The federal Trade Minister says the government is trying to understand why China has
delayed importing table grapes at a cost the Australian industry estimates to be worth
millions of dollars a week.
Dan Tehan says he “won’t jump to any conclusions” about the possibility that the $300
million a year table grape trade to China is the latest casualty in the trade war with the
According to the ABC, in the past year China has wiped billions of dollars of Australian
exports including barley, red wine, meat, seafood, timber, cotton and coal.
Now, Australian growers say containers of fresh table grapes that would normally clear
China’s customs authorities in one or two days have been delayed by up to 20 days,
sometimes without refrigeration.

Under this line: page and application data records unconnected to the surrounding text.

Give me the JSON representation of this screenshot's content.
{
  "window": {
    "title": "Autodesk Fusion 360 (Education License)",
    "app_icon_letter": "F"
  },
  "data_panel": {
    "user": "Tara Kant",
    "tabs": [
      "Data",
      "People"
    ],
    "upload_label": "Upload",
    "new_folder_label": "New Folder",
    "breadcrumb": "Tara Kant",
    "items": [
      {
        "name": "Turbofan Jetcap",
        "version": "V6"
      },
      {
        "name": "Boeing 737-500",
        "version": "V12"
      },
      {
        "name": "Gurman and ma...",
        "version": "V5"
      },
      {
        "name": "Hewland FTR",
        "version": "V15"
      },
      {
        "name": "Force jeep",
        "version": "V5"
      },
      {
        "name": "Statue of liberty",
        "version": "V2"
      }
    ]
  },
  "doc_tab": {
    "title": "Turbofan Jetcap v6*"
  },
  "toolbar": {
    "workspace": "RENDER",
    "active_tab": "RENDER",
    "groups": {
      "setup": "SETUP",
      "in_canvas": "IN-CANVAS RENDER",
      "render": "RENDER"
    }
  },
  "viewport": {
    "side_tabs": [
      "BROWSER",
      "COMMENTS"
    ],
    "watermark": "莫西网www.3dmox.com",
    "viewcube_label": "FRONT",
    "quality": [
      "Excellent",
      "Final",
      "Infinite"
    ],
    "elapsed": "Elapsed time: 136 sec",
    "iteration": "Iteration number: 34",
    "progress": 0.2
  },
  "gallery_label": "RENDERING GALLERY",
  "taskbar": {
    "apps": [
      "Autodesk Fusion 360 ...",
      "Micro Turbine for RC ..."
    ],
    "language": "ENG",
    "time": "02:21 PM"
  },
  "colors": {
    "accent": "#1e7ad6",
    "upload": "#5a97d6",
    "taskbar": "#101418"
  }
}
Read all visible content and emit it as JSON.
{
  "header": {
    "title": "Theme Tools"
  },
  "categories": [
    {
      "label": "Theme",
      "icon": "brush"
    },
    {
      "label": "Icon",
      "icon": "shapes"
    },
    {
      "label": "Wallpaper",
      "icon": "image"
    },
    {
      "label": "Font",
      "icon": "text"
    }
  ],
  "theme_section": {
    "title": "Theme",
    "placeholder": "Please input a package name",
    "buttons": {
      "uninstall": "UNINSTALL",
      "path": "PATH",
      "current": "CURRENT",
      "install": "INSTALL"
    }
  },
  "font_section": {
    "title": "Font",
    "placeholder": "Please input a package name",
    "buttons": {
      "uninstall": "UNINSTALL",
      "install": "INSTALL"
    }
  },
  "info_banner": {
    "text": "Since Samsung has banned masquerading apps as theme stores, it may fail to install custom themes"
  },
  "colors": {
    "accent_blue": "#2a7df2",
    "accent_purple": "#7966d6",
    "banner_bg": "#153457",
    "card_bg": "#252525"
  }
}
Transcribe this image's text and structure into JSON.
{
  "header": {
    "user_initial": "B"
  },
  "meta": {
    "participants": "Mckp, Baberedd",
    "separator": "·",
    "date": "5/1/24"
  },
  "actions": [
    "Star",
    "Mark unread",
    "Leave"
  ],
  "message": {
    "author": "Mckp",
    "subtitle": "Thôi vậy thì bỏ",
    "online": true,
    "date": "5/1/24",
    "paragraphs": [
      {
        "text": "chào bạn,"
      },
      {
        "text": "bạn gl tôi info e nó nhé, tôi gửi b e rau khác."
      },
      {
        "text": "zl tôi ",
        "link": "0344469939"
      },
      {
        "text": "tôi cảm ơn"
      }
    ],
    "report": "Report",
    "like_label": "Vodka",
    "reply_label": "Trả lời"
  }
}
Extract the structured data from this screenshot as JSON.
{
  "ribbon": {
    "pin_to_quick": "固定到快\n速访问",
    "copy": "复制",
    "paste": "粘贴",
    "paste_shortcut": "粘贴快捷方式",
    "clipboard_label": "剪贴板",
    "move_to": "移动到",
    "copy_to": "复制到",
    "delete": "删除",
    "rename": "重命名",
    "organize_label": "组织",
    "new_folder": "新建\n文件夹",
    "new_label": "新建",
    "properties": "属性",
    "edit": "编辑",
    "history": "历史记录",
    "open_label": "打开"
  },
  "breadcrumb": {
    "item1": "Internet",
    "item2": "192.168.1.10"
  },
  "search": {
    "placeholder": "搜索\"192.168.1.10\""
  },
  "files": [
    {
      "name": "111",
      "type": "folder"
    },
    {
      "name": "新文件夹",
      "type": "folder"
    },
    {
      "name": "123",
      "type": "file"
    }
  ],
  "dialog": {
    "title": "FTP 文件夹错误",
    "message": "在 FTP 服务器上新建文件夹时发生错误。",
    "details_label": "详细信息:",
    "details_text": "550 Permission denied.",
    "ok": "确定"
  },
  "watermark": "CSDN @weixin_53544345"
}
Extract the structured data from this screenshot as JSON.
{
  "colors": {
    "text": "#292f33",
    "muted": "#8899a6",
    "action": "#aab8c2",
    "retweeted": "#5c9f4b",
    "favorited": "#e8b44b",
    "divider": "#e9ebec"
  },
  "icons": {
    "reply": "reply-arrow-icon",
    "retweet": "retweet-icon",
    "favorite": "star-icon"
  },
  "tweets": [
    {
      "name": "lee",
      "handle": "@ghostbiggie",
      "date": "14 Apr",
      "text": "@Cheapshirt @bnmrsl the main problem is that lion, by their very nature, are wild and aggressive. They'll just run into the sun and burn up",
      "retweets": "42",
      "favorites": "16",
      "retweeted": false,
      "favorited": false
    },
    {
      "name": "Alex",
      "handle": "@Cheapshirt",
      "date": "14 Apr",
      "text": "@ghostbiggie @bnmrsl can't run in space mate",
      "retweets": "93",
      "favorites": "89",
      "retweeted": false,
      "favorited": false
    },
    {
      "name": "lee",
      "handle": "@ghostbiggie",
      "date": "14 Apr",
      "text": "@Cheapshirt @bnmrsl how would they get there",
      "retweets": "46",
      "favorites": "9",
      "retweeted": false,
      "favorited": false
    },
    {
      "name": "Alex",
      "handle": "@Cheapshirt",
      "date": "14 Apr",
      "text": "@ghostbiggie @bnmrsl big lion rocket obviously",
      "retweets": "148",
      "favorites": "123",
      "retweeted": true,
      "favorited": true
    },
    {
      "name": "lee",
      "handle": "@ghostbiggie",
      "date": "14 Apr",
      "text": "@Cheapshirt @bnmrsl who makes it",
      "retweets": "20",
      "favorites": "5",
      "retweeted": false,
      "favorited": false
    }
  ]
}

Mr Tehan told the ABC the government had asked Australian exporters to keep him
informed about what they’re hearing from Chinese customers.
“About 80 per cent of table grape exports seem to have got in seamlessly,” he said.
“We’re trying to work out what is the cause of the hold-up”.
The Australian Table Grape Association (ATGA) estimates the delays, which began six
weeks ago, could cost growers and exporters up to $40,000 per container.
Typically during the April and May peak Australia would send as many as 300
containers of table grapes a week to China, but the ABC understands as few as 125
containers per week have “landed” in China this year.
“The whole industry is very concerned because the delays are causing huge losses to
table grape growers and exporters,” ATGA chief executive Jeff Scott said
China is the most lucrative market for Australian table grapes and accounts for more
than 40 per cent of all table grape exports.
While the government seeks answers on the grape delays, it is considering launching
an appeal to the World Trade Organization over the disruption to Australia’s wine
Adelaide, South Australia